• What the exercise asks
Nothing but the entries, copied exactly, should appear in the response.

• Information shown

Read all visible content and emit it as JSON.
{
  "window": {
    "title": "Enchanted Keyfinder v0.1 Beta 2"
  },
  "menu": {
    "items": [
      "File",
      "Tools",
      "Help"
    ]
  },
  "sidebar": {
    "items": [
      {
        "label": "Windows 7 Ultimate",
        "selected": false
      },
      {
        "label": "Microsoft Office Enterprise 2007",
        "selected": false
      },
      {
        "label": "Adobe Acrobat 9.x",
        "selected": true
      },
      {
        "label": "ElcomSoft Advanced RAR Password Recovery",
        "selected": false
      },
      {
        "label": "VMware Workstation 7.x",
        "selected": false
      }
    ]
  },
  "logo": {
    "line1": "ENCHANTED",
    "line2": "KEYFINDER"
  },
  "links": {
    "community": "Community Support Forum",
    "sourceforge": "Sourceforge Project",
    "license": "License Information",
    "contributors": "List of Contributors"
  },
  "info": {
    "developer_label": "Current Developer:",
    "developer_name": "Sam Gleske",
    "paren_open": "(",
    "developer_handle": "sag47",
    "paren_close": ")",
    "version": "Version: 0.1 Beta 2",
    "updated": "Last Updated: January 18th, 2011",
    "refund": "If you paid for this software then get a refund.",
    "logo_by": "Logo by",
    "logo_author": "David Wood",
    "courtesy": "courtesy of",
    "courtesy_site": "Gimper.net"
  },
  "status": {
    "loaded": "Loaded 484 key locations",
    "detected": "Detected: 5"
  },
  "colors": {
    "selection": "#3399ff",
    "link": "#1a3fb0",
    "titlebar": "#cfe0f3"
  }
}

• Output of the exercise
Read all visible content and emit it as JSON.
{
  "window": {
    "title": "Enchanted Keyfinder v0.1 Beta 2"
  },
  "menu": {
    "items": [
      "File",
      "Tools",
      "Help"
    ]
  },
  "sidebar": {
    "items": [
      {
        "label": "Windows 7 Ultimate",
        "selected": false
      },
      {
        "label": "Microsoft Office Enterprise 2007",
        "selected": false
      },
      {
        "label": "Adobe Acrobat 9.x",
        "selected": true
      },
      {
        "label": "ElcomSoft Advanced RAR Password Recovery",
        "selected": false
      },
      {
        "label": "VMware Workstation 7.x",
        "selected": false
      }
    ]
  },
  "logo": {
    "line1": "ENCHANTED",
    "line2": "KEYFINDER"
  },
  "links": {
    "community": "Community Support Forum",
    "sourceforge": "Sourceforge Project",
    "license": "License Information",
    "contributors": "List of Contributors"
  },
  "info": {
    "developer_label": "Current Developer:",
    "developer_name": "Sam Gleske",
    "paren_open": "(",
    "developer_handle": "sag47",
    "paren_close": ")",
    "version": "Version: 0.1 Beta 2",
    "updated": "Last Updated: January 18th, 2011",
    "refund": "If you paid for this software then get a refund.",
    "logo_by": "Logo by",
    "logo_author": "David Wood",
    "courtesy": "courtesy of",
    "courtesy_site": "Gimper.net"
  },
  "status": {
    "loaded": "Loaded 484 key locations",
    "detected": "Detected: 5"
  },
  "colors": {
    "selection": "#3399ff",
    "link": "#1a3fb0",
    "titlebar": "#cfe0f3"
  }
}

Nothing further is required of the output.